### Activity
Check each line of the data for "count" and select those that have it.
Material to process below:
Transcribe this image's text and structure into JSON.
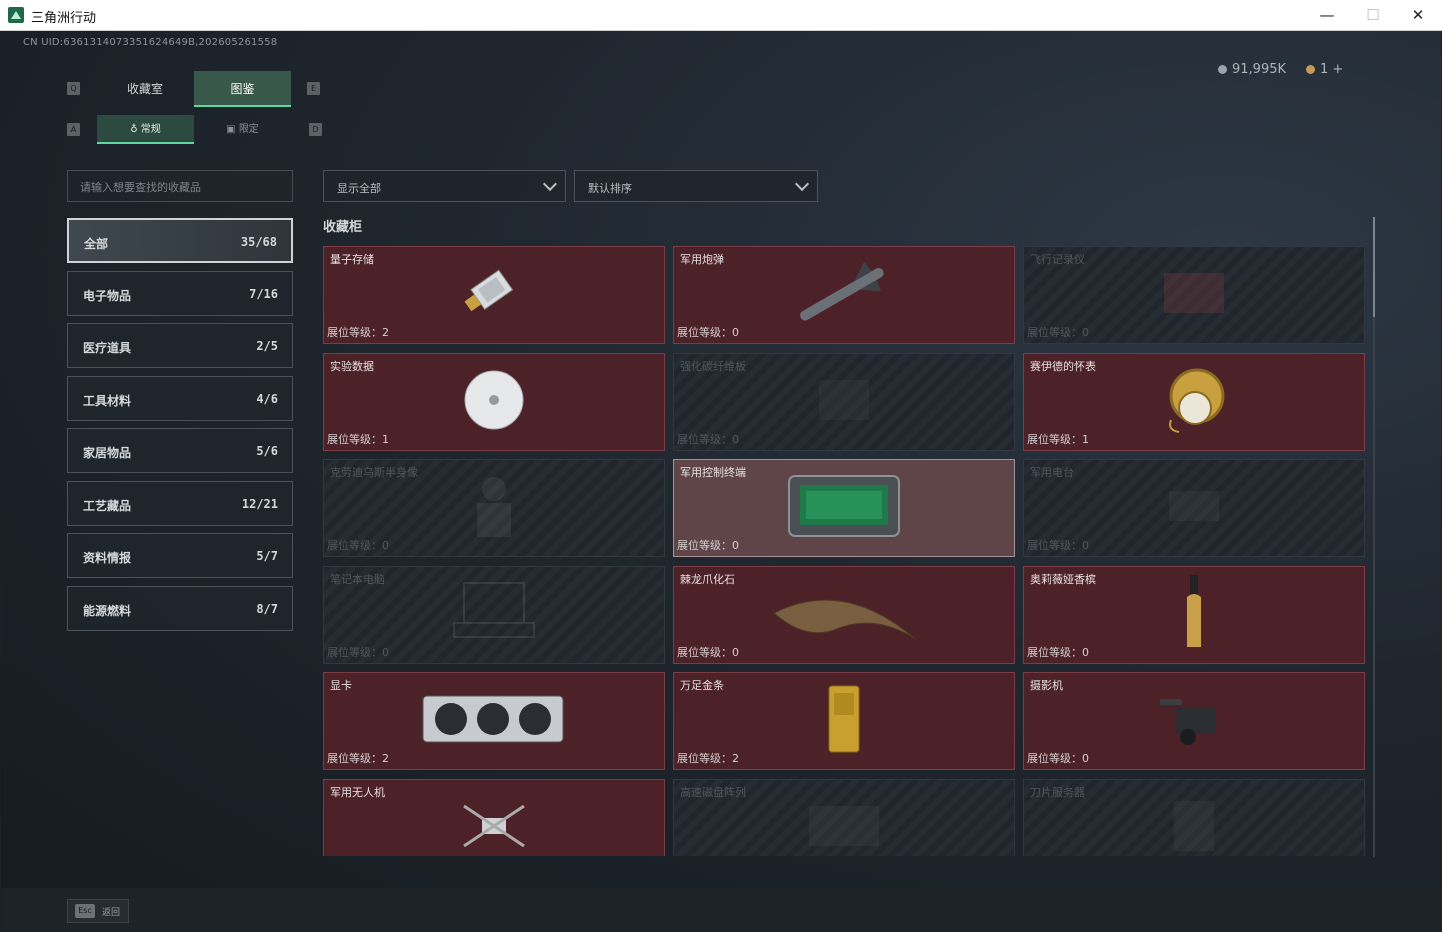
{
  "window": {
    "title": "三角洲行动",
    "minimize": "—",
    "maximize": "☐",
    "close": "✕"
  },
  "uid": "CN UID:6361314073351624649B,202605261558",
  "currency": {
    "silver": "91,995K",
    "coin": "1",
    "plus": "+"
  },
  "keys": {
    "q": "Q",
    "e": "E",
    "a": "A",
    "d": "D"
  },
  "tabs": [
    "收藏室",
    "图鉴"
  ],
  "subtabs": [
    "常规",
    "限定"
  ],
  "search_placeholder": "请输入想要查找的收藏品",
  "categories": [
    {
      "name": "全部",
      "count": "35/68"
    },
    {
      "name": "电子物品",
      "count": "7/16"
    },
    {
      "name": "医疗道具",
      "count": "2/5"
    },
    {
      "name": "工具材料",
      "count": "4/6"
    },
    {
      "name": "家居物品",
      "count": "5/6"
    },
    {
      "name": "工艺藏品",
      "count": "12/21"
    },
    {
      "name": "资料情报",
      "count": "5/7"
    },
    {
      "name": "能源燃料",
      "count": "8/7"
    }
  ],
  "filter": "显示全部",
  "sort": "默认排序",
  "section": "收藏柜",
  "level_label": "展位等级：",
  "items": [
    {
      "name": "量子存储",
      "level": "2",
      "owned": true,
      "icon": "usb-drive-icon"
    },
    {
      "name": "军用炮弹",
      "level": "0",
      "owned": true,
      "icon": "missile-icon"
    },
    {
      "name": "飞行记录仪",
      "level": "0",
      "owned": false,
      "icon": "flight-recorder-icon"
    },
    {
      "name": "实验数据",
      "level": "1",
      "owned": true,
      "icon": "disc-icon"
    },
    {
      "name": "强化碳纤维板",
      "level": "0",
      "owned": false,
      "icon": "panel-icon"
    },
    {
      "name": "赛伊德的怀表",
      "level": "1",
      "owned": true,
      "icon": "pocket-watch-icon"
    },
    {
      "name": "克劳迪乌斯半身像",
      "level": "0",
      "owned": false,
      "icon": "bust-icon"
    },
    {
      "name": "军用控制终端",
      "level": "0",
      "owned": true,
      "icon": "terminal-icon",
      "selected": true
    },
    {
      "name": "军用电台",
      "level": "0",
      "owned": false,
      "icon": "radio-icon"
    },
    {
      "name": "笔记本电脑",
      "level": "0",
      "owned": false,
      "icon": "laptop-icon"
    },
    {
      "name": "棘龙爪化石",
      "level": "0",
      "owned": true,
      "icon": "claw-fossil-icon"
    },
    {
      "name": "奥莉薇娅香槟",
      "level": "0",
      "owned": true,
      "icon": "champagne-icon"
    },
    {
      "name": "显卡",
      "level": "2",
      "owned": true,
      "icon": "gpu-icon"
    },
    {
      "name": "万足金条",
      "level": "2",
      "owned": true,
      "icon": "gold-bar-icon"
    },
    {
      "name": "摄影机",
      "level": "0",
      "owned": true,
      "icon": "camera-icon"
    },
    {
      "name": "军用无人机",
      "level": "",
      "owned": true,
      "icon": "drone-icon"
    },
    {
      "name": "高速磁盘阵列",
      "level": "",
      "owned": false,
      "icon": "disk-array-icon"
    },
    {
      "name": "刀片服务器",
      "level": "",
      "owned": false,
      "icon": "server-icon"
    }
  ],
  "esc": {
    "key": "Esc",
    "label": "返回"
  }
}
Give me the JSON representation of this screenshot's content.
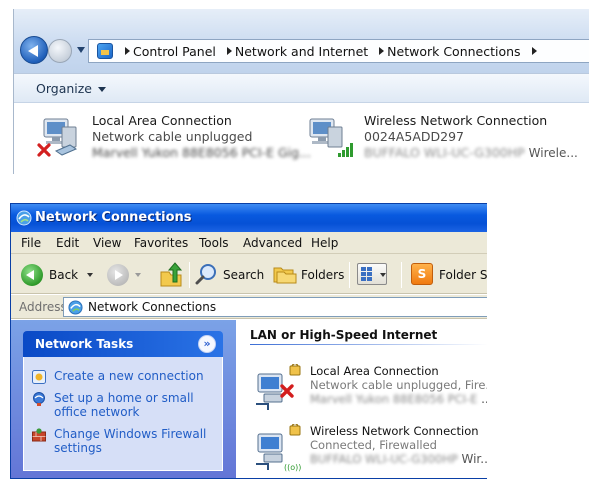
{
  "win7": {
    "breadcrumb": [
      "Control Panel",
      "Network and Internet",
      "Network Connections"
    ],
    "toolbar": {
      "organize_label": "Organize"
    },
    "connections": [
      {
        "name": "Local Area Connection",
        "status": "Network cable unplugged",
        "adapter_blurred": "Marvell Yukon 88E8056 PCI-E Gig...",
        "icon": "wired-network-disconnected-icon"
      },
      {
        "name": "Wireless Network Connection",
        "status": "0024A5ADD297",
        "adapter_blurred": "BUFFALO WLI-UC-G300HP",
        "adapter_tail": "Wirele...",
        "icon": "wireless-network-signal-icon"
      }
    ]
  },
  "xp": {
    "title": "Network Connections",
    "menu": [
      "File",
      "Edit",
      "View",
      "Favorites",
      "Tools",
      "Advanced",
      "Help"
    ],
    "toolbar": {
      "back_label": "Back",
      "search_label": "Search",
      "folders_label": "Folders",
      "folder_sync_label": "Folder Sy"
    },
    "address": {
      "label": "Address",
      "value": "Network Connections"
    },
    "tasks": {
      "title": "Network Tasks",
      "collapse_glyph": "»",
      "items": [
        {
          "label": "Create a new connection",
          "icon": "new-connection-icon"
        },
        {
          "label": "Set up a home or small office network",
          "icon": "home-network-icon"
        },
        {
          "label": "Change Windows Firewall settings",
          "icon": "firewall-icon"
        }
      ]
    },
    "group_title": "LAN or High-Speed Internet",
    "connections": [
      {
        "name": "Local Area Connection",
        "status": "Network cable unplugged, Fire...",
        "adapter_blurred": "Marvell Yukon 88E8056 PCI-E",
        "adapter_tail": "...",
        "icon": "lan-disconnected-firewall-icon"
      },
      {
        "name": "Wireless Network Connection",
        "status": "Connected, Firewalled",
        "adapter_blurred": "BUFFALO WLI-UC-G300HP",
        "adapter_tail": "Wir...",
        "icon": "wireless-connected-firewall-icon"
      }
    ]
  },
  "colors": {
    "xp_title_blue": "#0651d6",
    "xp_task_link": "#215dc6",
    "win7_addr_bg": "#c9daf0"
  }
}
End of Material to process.
### Worked solution
      "count": "35/68"
      "count": "7/16"
      "count": "2/5"
      "count": "4/6"
      "count": "5/6"
      "count": "12/21"
      "count": "5/7"
      "count": "8/7"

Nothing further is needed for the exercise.